By Ben Sheard
A researcher, effective teacher and expert in her field, Anna McAlister is an assistant professor in advertising + public relations at the College of Communication Arts and Sciences. She also is a professor of two courses in the MSU Strategic Communication program: CAS 828: Persuasion Techniques for Working Professionals and CAS 829: Evaluation Techniques for Working Professionals.
Originally from Australia, McAlister has an extensive background in children’s research, specifically the influence of advertising on their health and diet choices.
Her passion for this field attracted her to MSU, where she could continue her research while teaching. When MSU StratCom started in 2017, McAlister quickly became an integral part of the program.
“I had been doing some online teaching ... and I was very aware that there was a perception out there among some folks that online teaching are fake programs,” she said. “This program [MSU StratCom] was set up to offer the best-of-the-best to graduate students who are typically a little more demanding that undergraduate students."
For McAlister, this meant creating coursework that could fit into students’ busy lives, all while maintaining the accessibility and ease of discussion that could be found within an in-person class setting.
“I feel like I am in conversation with adults who are thinking deeply with the course content,” she said, of the MSU StratCom students she teaches. “The students are so highly engaged and you can have really interesting discussions with them, whether it’s on the phone, Skype or through discussions boards.”
In her course on persuasion, CAS 828, McAlister and her students examine political messages, advertisements, health and education. Here, students learn the ins and outs of what it means to be a persuasive communicator.
According to McAlister, students gain crucial insights into the reasons behind their established means of persuasion.
"I often get feedback from students saying that even if they come in with experience already, they feel more confident when they leave," she said. "They now know why and how people use persuasion techniques."
The other course McAlister teaches, CAS 829, is one of the five core courses required in the MSU StratCom program. The course focuses on research and statistics.
“It’s an important topic to study because we are exposed to research findings all the time,” she said. “What’s nice and empowering about this course is that students will gain an understanding of where research findings come from.”
Within the course, McAlister teaches students about how to spot poor quality research, as well as how to design and create their own research projects.

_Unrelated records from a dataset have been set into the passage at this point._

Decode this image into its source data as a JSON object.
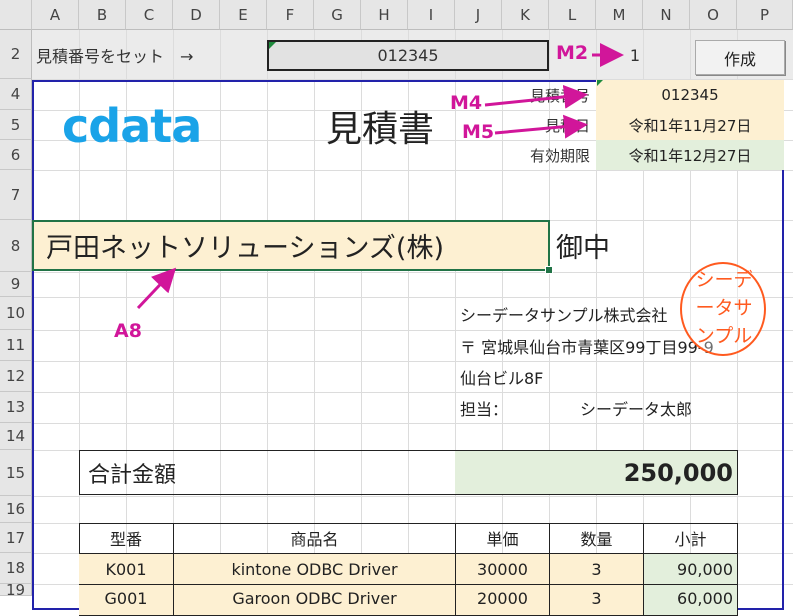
{
  "columns": [
    "A",
    "B",
    "C",
    "D",
    "E",
    "F",
    "G",
    "H",
    "I",
    "J",
    "K",
    "L",
    "M",
    "N",
    "O",
    "P"
  ],
  "rows": [
    "2",
    "4",
    "5",
    "6",
    "7",
    "8",
    "9",
    "10",
    "11",
    "12",
    "13",
    "14",
    "15",
    "16",
    "17",
    "18",
    "19"
  ],
  "row2": {
    "label": "見積番号をセット　→",
    "quote_input": "012345",
    "m2_value": "1",
    "create_button": "作成"
  },
  "header": {
    "logo_text": "cdata",
    "title": "見積書",
    "quote_no_label": "見積番号",
    "quote_no": "012345",
    "date_label": "見積日",
    "date": "令和1年11月27日",
    "expiry_label": "有効期限",
    "expiry": "令和1年12月27日"
  },
  "customer": {
    "name": "戸田ネットソリューションズ(株)",
    "suffix": "御中"
  },
  "company": {
    "name": "シーデータサンプル株式会社",
    "address": "〒 宮城県仙台市青葉区99丁目99-9",
    "building": "仙台ビル8F",
    "rep_label": "担当：",
    "rep_name": "シーデータ太郎",
    "stamp": "シーデータサンプル"
  },
  "total": {
    "label": "合計金額",
    "value": "250,000"
  },
  "table": {
    "headers": [
      "型番",
      "商品名",
      "単価",
      "数量",
      "小計"
    ],
    "rows": [
      [
        "K001",
        "kintone ODBC Driver",
        "30000",
        "3",
        "90,000"
      ],
      [
        "G001",
        "Garoon ODBC Driver",
        "20000",
        "3",
        "60,000"
      ]
    ]
  },
  "annotations": {
    "m2": "M2",
    "m4": "M4",
    "m5": "M5",
    "a8": "A8"
  },
  "colors": {
    "accent_border": "#2222aa",
    "highlight": "#fdf0d2",
    "green_fill": "#e3efdc",
    "annot": "#d1169a",
    "stamp": "#ff5a1f"
  }
}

“This not only gives students invaluable experience, but also provides them with an understanding about the research they may see their colleagues conduct,” she said.
Like other classes in the MSU StratCom program, McAlister’s coursework ties into broader techniques of communication and persuasion.
“This is important for communication is because one of the most effective ways to argue your point is to back it up with statistics,” she said.
When thinking on her teaching as a whole, McAlister largely finds joy through the positive impact good professors can have in their students’ lives.
“I want to be approachable and help students feel confident,” she said. “Giving people an education provides people with a confidence they can carry with them the rest of their lives.”